You may have an issue in your case preventing the government from granting your application. However, you can often apply for a “waiver” to forgive the issue, so the application may be granted. If you have lived in the United States without permission, submitted a fraudulent application in the past, have past criminal convictions, or have a prior order of deportation or removal, you may need to request a waiver in order to obtain immigration benefits.
The Law Office of Pardeep S. Grewal has over 30years of collective experience with a wide variety of waiver applications. Many of our clients have received waivers and obtained legal residence in the United States despite past issues.
I-601 Waiver Applications
Form I-601 is a common waiver application used when an individual is considered “inadmissible” to the United States. If the application is approved, the government will forgive the inadmissibility and allow the individual to enter the United States (or adjust status if you are already in the United States).
Common applications that may require an I-601 waiver include :
- Applicants outside the United States who are found inadmissible following a visa interview.
- Applicants for adjustment of status.
- Violence Against Women Act (VAWA) self-petitioners.
- Temporary Protected Status (TPS) applicants.
- Nicaraguan Adjustment and Central American Relief Act (NACARA) applicants.
- K nonimmigrant (Fiancé) visa applicants.
Common grounds of inadmissibility that may be waived upon approval of an I-601 include :
- Individuals who have previously lived unlawfully in the United States.
- Individuals who have previously been deported or removed from the United States.
- Individuals who have committed fraud or misrepresentation on an immigration form.
- Individuals who have committed certain crimes.

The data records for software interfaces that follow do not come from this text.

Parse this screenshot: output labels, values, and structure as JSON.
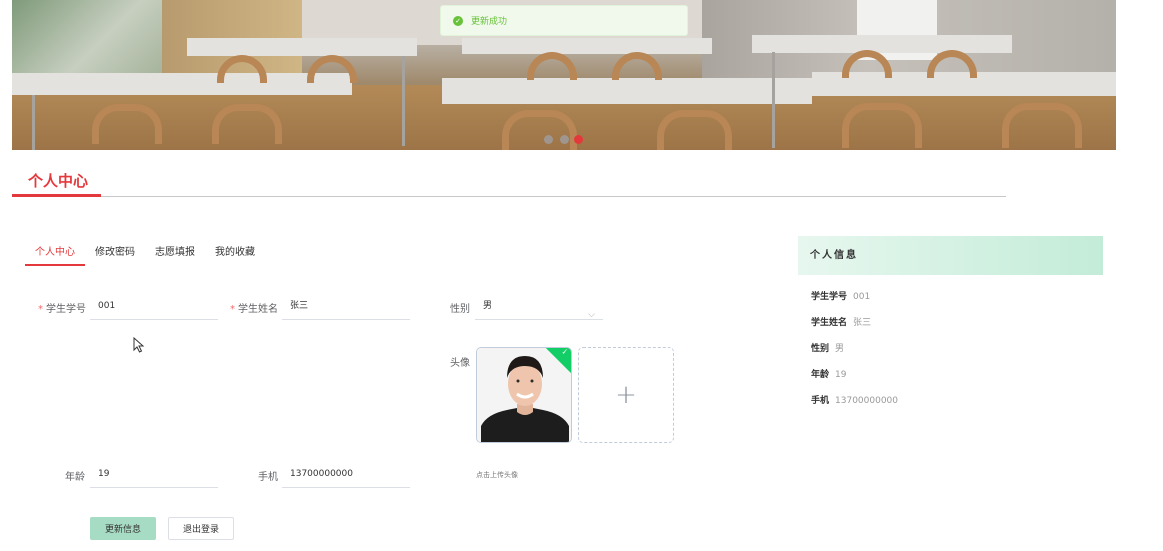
{
  "toast": {
    "message": "更新成功"
  },
  "section": {
    "title": "个人中心"
  },
  "tabs": [
    {
      "label": "个人中心"
    },
    {
      "label": "修改密码"
    },
    {
      "label": "志愿填报"
    },
    {
      "label": "我的收藏"
    }
  ],
  "form": {
    "student_no_label": "学生学号",
    "student_no_value": "001",
    "student_name_label": "学生姓名",
    "student_name_value": "张三",
    "gender_label": "性别",
    "gender_value": "男",
    "avatar_label": "头像",
    "avatar_tip": "点击上传头像",
    "age_label": "年龄",
    "age_value": "19",
    "phone_label": "手机",
    "phone_value": "13700000000",
    "update_button": "更新信息",
    "logout_button": "退出登录"
  },
  "info_panel": {
    "title": "个人信息",
    "rows": [
      {
        "key": "学生学号",
        "value": "001"
      },
      {
        "key": "学生姓名",
        "value": "张三"
      },
      {
        "key": "性别",
        "value": "男"
      },
      {
        "key": "年龄",
        "value": "19"
      },
      {
        "key": "手机",
        "value": "13700000000"
      }
    ]
  },
  "colors": {
    "accent": "#e4393c",
    "success": "#67c23a",
    "primary_button": "#a6dcc3"
  }
}
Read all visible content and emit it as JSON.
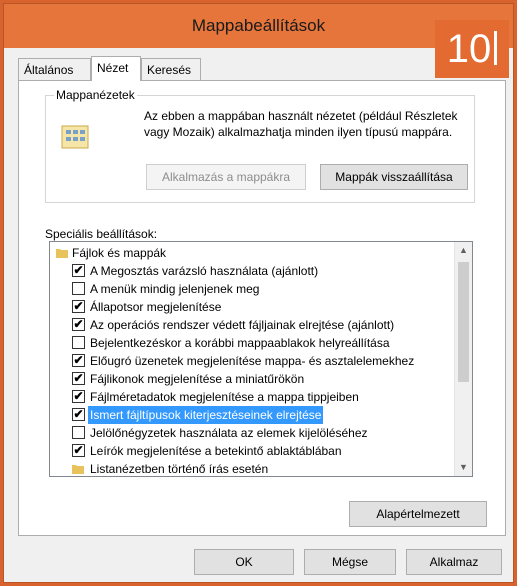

I-212 Waiver Applications
Form I-212 is submitted by individuals primarily in two types of situations :
- Individuals who have previously been ordered deported or removed and who are now seeking to re-enter the United States.
- Individuals who have re-entered the United States without permission after previously living unlawfully in the United States or after previously being deported from the United States.
If you fall under one of these categories, there may be severe consequences if you enter the United States again without permission. Some possible consequences include having a previous deportation or removal order reinstated, being barred from legally entering the United States for an additional 10 years, being made permanently inadmissible to the United States, and being prosecuted in criminal court (possibly resulting in fines and/or jail time).
The purpose of Form I-212 is to ask the government to allow you to enter the United States legally, so you avoid the harsh consequences of entering without permission when you have a past history of immigration violations.
If you have such a past history, the smart move is to talk with an experienced attorney and make sure you obtain permission from the government before you re-enter the United States. Our office has years of experience filing successful I-212 waiver applications, and many of our clients have had their past violations waived and are now living happily in the United States!